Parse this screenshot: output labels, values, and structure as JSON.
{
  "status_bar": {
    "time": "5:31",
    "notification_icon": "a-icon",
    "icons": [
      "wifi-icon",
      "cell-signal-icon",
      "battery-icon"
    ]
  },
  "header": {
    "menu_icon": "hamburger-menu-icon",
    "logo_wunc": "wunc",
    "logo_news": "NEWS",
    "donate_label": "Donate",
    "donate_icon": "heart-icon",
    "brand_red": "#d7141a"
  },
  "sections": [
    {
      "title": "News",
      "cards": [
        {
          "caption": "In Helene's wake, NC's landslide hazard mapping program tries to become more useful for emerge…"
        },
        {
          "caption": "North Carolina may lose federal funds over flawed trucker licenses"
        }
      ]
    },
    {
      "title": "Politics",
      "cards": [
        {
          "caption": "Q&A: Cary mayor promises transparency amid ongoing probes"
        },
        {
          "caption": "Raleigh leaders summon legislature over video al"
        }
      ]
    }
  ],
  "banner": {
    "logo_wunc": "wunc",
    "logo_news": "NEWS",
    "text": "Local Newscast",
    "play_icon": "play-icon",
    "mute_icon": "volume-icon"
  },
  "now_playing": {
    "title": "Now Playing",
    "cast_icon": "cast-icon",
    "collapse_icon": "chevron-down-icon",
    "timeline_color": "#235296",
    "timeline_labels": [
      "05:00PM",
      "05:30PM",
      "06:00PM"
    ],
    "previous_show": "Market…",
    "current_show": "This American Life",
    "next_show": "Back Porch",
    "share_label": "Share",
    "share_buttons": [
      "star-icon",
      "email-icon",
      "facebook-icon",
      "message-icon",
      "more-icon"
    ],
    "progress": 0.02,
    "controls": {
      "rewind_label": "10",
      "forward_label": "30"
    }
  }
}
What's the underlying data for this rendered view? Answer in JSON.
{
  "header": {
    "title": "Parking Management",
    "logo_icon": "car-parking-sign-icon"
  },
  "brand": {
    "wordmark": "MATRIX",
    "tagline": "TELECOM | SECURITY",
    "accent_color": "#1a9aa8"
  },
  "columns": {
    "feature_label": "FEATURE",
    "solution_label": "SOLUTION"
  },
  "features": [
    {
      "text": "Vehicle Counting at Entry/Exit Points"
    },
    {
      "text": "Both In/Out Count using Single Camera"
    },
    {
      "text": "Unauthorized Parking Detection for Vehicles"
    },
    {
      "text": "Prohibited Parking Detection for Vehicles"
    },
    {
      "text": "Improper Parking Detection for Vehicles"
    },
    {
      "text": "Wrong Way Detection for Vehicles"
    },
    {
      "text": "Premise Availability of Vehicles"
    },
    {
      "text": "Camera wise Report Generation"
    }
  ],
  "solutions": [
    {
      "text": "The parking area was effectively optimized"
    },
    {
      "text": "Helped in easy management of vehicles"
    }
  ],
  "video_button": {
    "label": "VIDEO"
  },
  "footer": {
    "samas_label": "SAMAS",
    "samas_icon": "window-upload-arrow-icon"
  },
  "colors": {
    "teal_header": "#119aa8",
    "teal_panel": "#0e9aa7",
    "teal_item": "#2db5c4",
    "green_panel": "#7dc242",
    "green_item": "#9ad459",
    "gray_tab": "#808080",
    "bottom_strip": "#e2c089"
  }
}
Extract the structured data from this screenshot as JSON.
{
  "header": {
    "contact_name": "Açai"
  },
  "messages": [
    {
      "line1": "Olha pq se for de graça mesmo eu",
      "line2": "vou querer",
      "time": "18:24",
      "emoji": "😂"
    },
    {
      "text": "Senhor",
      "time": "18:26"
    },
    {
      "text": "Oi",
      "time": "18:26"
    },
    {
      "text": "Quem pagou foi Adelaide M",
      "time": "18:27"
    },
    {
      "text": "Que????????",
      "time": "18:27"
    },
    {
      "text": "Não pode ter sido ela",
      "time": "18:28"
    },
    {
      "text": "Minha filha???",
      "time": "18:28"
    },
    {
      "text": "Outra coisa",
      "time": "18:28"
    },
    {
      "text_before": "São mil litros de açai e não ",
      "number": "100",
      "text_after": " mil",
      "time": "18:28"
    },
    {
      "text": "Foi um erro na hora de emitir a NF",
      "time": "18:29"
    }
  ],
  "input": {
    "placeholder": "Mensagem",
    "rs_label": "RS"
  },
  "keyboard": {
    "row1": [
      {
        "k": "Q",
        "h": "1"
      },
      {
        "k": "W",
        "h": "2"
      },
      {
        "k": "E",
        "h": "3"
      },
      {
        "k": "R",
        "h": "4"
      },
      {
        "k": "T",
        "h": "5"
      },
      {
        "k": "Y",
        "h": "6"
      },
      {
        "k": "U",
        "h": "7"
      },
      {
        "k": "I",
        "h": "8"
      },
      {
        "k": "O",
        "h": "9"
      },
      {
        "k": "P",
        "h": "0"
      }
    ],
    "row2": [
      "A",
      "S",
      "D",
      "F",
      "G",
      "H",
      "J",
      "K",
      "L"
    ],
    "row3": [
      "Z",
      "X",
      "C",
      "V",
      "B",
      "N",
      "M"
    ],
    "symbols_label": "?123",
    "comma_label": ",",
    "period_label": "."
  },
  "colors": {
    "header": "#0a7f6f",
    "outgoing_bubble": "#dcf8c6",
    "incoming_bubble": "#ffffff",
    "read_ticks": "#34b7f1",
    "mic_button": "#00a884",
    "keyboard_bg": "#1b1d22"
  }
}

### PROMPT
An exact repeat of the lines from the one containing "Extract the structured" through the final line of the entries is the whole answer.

### SOLUTION BELOW
Extract the structured data from this screenshot as JSON.
{
  "header": {
    "contact_name": "Açai"
  },
  "messages": [
    {
      "line1": "Olha pq se for de graça mesmo eu",
      "line2": "vou querer",
      "time": "18:24",
      "emoji": "😂"
    },
    {
      "text": "Senhor",
      "time": "18:26"
    },
    {
      "text": "Oi",
      "time": "18:26"
    },
    {
      "text": "Quem pagou foi Adelaide M",
      "time": "18:27"
    },
    {
      "text": "Que????????",
      "time": "18:27"
    },
    {
      "text": "Não pode ter sido ela",
      "time": "18:28"
    },
    {
      "text": "Minha filha???",
      "time": "18:28"
    },
    {
      "text": "Outra coisa",
      "time": "18:28"
    },
    {
      "text_before": "São mil litros de açai e não ",
      "number": "100",
      "text_after": " mil",
      "time": "18:28"
    },
    {
      "text": "Foi um erro na hora de emitir a NF",
      "time": "18:29"
    }
  ],
  "input": {
    "placeholder": "Mensagem",
    "rs_label": "RS"
  },
  "keyboard": {
    "row1": [
      {
        "k": "Q",
        "h": "1"
      },
      {
        "k": "W",
        "h": "2"
      },
      {
        "k": "E",
        "h": "3"
      },
      {
        "k": "R",
        "h": "4"
      },
      {
        "k": "T",
        "h": "5"
      },
      {
        "k": "Y",
        "h": "6"
      },
      {
        "k": "U",
        "h": "7"
      },
      {
        "k": "I",
        "h": "8"
      },
      {
        "k": "O",
        "h": "9"
      },
      {
        "k": "P",
        "h": "0"
      }
    ],
    "row2": [
      "A",
      "S",
      "D",
      "F",
      "G",
      "H",
      "J",
      "K",
      "L"
    ],
    "row3": [
      "Z",
      "X",
      "C",
      "V",
      "B",
      "N",
      "M"
    ],
    "symbols_label": "?123",
    "comma_label": ",",
    "period_label": "."
  },
  "colors": {
    "header": "#0a7f6f",
    "outgoing_bubble": "#dcf8c6",
    "incoming_bubble": "#ffffff",
    "read_ticks": "#34b7f1",
    "mic_button": "#00a884",
    "keyboard_bg": "#1b1d22"
  }
}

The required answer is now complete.